(Records from a data collection)
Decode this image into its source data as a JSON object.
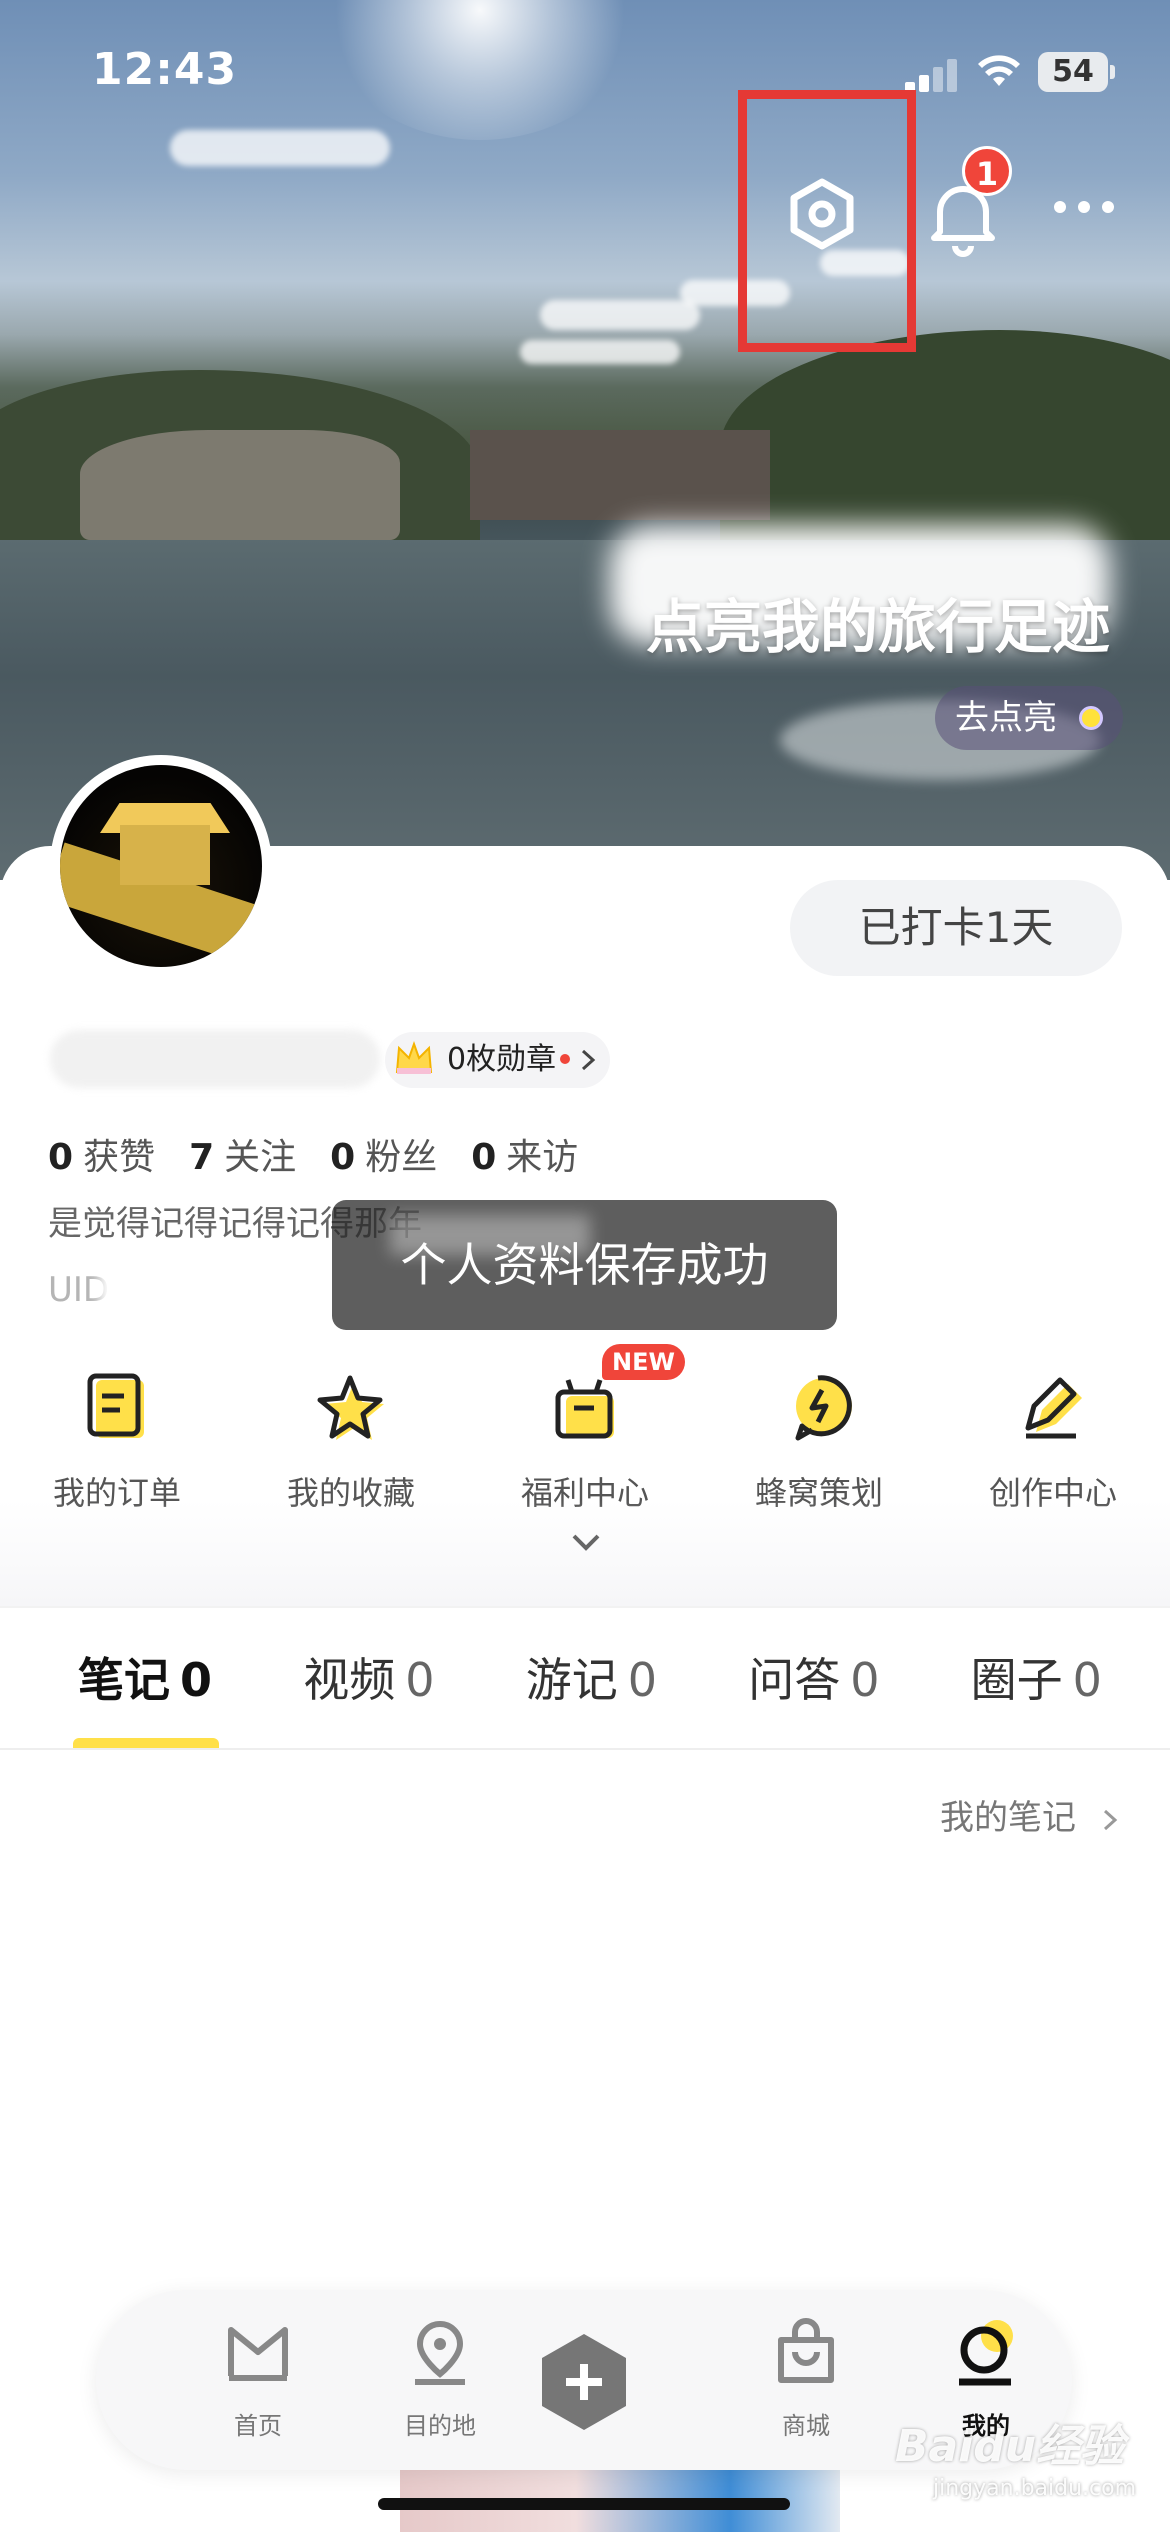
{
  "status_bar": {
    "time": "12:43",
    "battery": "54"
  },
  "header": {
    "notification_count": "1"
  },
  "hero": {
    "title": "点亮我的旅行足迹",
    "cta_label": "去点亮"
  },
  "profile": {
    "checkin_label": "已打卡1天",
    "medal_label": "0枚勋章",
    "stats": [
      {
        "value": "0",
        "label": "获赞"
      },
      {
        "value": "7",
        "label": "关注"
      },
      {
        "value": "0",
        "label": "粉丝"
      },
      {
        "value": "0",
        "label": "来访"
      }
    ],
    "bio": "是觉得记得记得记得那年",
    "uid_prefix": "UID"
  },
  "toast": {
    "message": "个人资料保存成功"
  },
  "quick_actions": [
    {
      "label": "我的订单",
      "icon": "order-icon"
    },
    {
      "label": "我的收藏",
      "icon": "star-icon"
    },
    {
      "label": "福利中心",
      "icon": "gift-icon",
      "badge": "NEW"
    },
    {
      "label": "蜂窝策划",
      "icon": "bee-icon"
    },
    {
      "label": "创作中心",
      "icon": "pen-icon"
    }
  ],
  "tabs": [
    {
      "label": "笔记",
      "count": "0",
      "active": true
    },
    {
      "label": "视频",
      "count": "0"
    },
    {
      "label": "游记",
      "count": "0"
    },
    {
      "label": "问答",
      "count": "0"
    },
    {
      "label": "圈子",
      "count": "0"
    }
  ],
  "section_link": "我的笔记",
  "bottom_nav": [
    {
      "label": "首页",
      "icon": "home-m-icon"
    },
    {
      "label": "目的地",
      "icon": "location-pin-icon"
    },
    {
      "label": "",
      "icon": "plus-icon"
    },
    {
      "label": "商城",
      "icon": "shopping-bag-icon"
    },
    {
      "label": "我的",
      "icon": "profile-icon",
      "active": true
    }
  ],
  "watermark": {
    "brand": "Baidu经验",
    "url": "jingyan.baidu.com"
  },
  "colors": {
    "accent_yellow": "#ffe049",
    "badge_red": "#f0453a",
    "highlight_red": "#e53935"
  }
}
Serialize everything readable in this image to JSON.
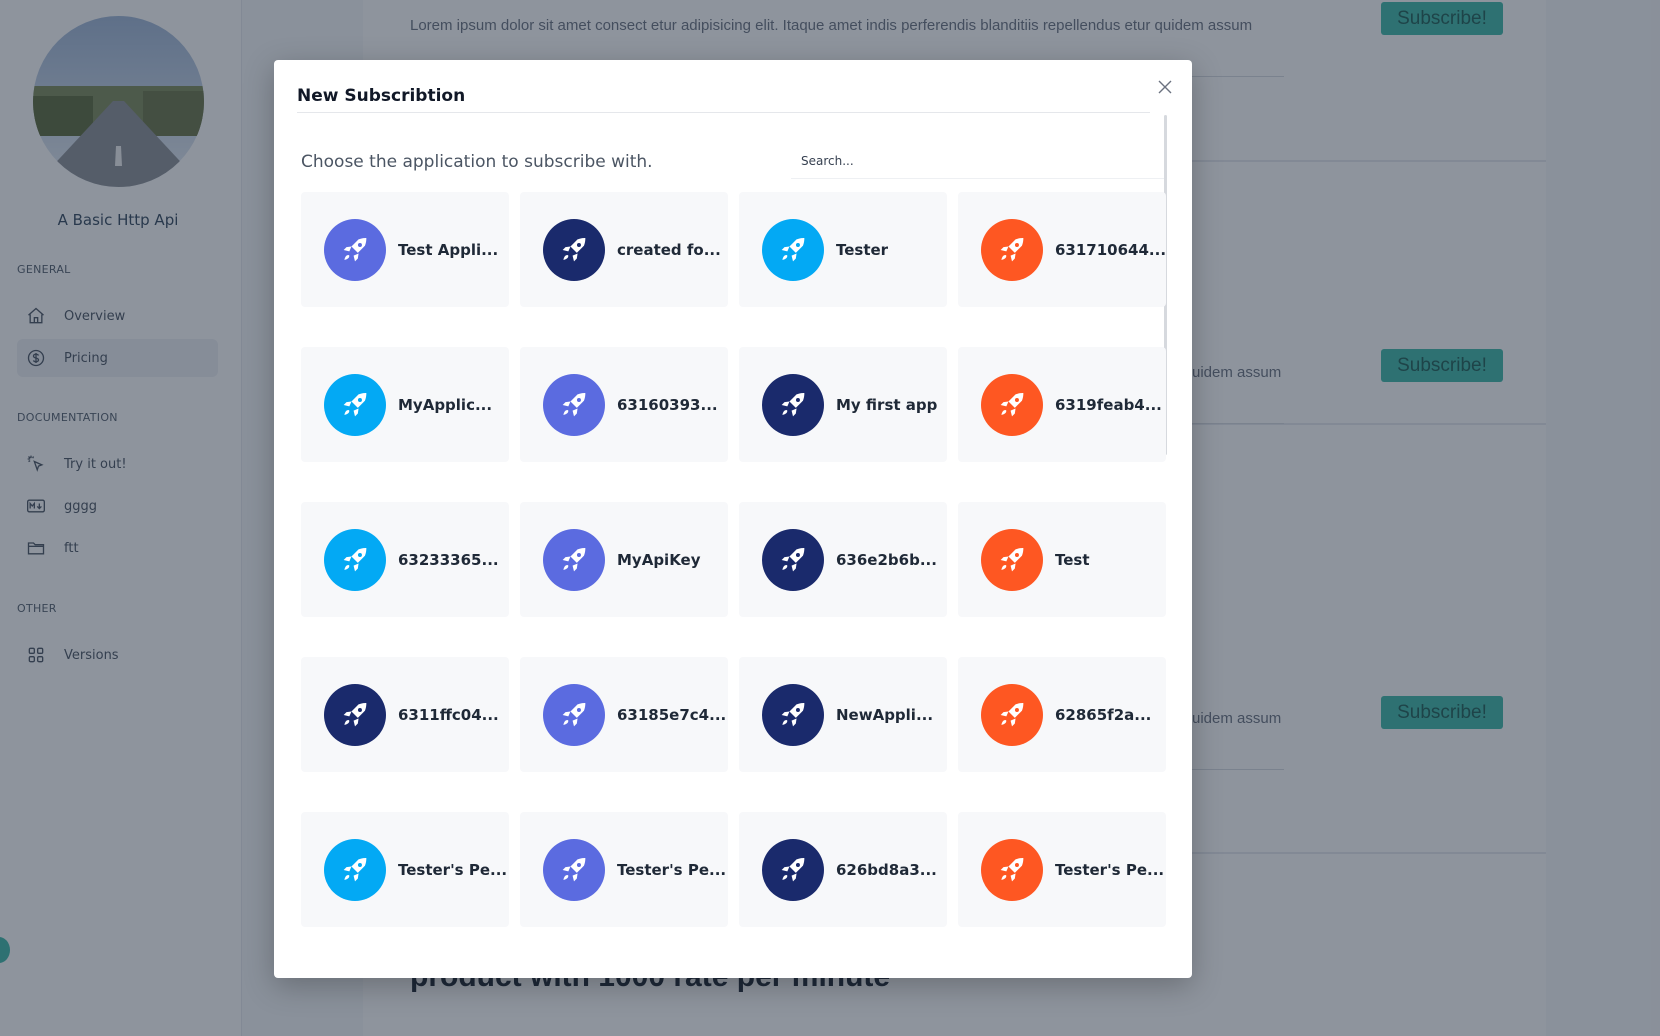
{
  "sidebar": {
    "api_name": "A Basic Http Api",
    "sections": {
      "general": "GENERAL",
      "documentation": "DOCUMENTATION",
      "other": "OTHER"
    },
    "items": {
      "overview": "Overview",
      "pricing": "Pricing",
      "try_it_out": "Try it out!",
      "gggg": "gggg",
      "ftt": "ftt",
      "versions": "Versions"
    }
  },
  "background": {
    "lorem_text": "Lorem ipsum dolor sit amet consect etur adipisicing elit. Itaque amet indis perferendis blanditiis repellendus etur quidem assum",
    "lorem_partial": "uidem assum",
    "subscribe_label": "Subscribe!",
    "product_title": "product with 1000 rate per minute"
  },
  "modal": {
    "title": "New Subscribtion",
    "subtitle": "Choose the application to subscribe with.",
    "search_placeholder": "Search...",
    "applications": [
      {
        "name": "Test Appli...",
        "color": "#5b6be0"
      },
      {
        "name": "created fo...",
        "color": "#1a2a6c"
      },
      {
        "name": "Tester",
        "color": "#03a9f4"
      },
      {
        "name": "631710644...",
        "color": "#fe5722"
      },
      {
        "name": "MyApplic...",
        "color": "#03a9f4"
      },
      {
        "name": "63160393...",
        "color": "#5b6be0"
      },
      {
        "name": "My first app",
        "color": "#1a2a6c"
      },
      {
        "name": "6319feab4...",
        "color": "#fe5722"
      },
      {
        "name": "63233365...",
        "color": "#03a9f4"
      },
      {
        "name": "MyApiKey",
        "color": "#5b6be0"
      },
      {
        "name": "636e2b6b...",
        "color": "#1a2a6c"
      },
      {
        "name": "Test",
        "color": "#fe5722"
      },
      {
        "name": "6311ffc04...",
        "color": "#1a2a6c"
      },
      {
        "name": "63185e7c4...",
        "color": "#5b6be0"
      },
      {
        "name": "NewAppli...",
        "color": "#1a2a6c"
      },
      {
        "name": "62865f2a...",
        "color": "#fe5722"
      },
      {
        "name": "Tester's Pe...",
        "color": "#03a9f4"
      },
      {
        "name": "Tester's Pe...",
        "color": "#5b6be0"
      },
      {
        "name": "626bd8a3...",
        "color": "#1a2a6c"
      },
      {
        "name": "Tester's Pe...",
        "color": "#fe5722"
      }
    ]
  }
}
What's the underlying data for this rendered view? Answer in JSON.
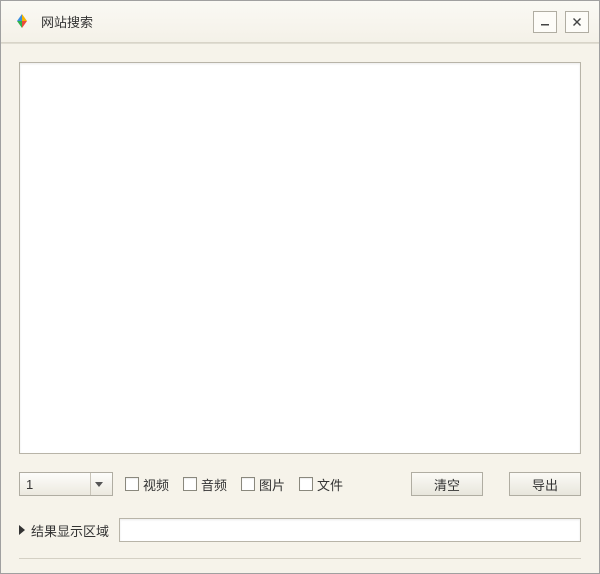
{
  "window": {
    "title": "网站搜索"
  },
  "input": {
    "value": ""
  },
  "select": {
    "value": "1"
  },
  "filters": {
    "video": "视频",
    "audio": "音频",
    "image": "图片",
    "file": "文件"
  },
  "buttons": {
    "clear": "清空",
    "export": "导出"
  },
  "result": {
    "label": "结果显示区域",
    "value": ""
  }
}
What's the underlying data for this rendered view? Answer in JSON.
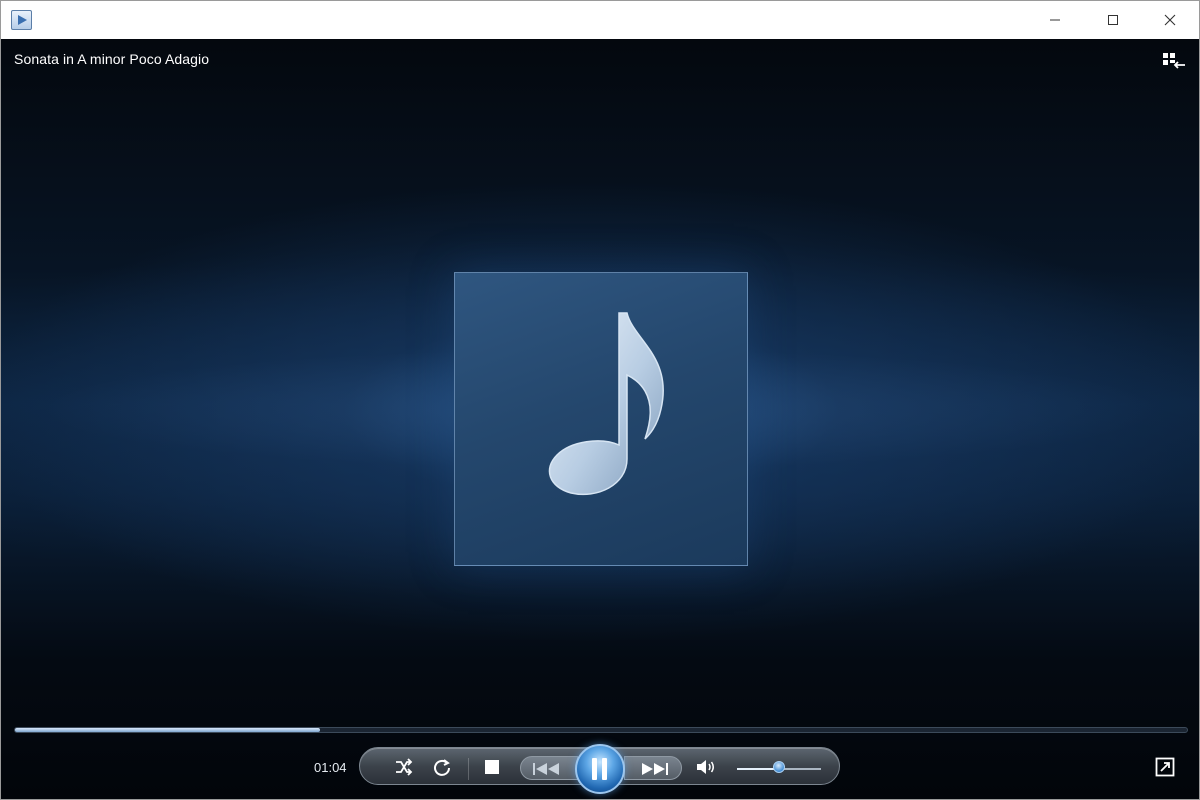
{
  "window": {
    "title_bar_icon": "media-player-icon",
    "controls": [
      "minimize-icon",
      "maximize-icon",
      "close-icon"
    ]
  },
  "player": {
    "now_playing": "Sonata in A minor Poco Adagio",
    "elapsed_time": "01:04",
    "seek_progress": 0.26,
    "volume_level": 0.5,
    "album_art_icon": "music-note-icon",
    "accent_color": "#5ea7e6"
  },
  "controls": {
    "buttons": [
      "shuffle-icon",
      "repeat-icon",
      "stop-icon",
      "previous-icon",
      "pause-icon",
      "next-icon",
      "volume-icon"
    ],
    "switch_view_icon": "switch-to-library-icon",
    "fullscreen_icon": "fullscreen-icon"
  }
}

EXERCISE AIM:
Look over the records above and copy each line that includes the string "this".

EXERCISE SOLUTION:
Decode this image into its source data as a JSON object.
Serialize everything readable in this image to JSON.
What's the underlying data for this rendered view? Answer in JSON.
What's the underlying data for this rendered view? Answer in JSON.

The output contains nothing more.